I don’t know what it will take for people to get that pissed off about what’s happening to the environment. A recent survey found that the majority of Americans (62%) consider global warming to be “a very serious problem” – and yet SUV sales are brisk, despite the emergence of a recession, and the faltering economy, not the environment, is the top 2008 election issue.

Where have all the flower children gone? Are they stuck in traffic in their Lexus SUVs or asleep on their Swedish Tempur-Pedic mattresses? Looks like we’ll have to make a go of it without them. I’m not going to throw things out of windows and slash tires, but I’m totally through supporting the consumer economy. Bush is cutting important social programs and sending people a tax refund to stimulate consumer spending. When we get our check, it’s going overseas to help a nonprofit environmental organization in India. We're praying that we get someone better in the White House this November. If not, we may be knocking on your door and asking for asylum, Theresa. :-)

Anonymous said...

Hi Theresa,

I'm so glad you were able to attend the panel discussion. As a member of the NeWest Press team (publisher of Icefields), I was thrilled to see these three amazing individuals bring similar ideas from such varied perspectives (from earth, the page, and space) to the issue of water conservation. They are all surprisingly modest men, considering their accomplishments. Here's hoping that, somewhere in a far-away bureaucrat's office, ears are buzzing and some good may come of hosting public discussions like this. The CBC will be broadcasting the Alberta Icefields discussions for all to hear on February 18th at noon, on CBC Radio One. Lou

Theresa said...

dc - yes, there seems to be a disconnect between what people say they believe in, and what they actually do. I've been guilty of this, and still am in many aspects. I don't know either what it will take for the connection to be made for people. We've had collective blinders on for so long, we don't know that we can't see what's real. Comfort has bred complacency, and complacency has turned to apathy. I don't know what will lift us from our collective coma.

There seem to be some individual awakenings though, like at the lunchtime panel discussion Gord and I went to - it was very well attended.

Lou - it was indeed an amazing confluence of ideas and intellect - yet another demonstration of how all things are connected! The modesty of the panel members was certainly evident - they spoke not of themselves, but what needed to be done next!

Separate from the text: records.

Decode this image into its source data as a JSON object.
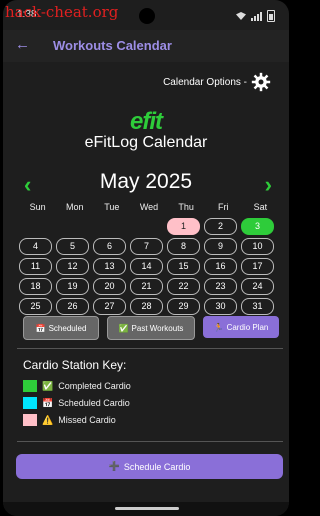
{
  "status": {
    "time": "1:38",
    "watermark": "hack-cheat.org"
  },
  "appbar": {
    "title": "Workouts Calendar"
  },
  "calendar_options": {
    "label": "Calendar Options -"
  },
  "brand": {
    "logo": "efit",
    "title": "eFitLog Calendar"
  },
  "month": {
    "label": "May 2025",
    "prev": "‹",
    "next": "›"
  },
  "weekdays": [
    "Sun",
    "Mon",
    "Tue",
    "Wed",
    "Thu",
    "Fri",
    "Sat"
  ],
  "days": [
    {
      "n": "",
      "s": "empty"
    },
    {
      "n": "",
      "s": "empty"
    },
    {
      "n": "",
      "s": "empty"
    },
    {
      "n": "",
      "s": "empty"
    },
    {
      "n": "1",
      "s": "pink"
    },
    {
      "n": "2",
      "s": ""
    },
    {
      "n": "3",
      "s": "green"
    },
    {
      "n": "4",
      "s": ""
    },
    {
      "n": "5",
      "s": ""
    },
    {
      "n": "6",
      "s": ""
    },
    {
      "n": "7",
      "s": ""
    },
    {
      "n": "8",
      "s": ""
    },
    {
      "n": "9",
      "s": ""
    },
    {
      "n": "10",
      "s": ""
    },
    {
      "n": "11",
      "s": ""
    },
    {
      "n": "12",
      "s": ""
    },
    {
      "n": "13",
      "s": ""
    },
    {
      "n": "14",
      "s": ""
    },
    {
      "n": "15",
      "s": ""
    },
    {
      "n": "16",
      "s": ""
    },
    {
      "n": "17",
      "s": ""
    },
    {
      "n": "18",
      "s": ""
    },
    {
      "n": "19",
      "s": ""
    },
    {
      "n": "20",
      "s": ""
    },
    {
      "n": "21",
      "s": ""
    },
    {
      "n": "22",
      "s": ""
    },
    {
      "n": "23",
      "s": ""
    },
    {
      "n": "24",
      "s": ""
    },
    {
      "n": "25",
      "s": ""
    },
    {
      "n": "26",
      "s": ""
    },
    {
      "n": "27",
      "s": ""
    },
    {
      "n": "28",
      "s": ""
    },
    {
      "n": "29",
      "s": ""
    },
    {
      "n": "30",
      "s": ""
    },
    {
      "n": "31",
      "s": ""
    }
  ],
  "filters": {
    "scheduled": {
      "icon": "📅",
      "label": "Scheduled"
    },
    "past": {
      "icon": "✅",
      "label": "Past Workouts"
    },
    "cardio": {
      "icon": "🏃",
      "label": "Cardio Plan"
    }
  },
  "key": {
    "title": "Cardio Station Key:",
    "completed": {
      "icon": "✅",
      "label": "Completed Cardio",
      "color": "#2ecc3a"
    },
    "scheduled": {
      "icon": "📅",
      "label": "Scheduled Cardio",
      "color": "#00e5ff"
    },
    "missed": {
      "icon": "⚠️",
      "label": "Missed Cardio",
      "color": "#ffc0c8"
    }
  },
  "schedule_button": {
    "icon": "➕",
    "label": "Schedule Cardio"
  },
  "colors": {
    "accent": "#8a6fd8",
    "brand": "#2ecc3a",
    "title": "#9d8ee6"
  }
}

I will be listening on Feb 18th for the broadcast on CBC Radio One to catch the last few questions and answers - I had to duck out early to get back to work on time....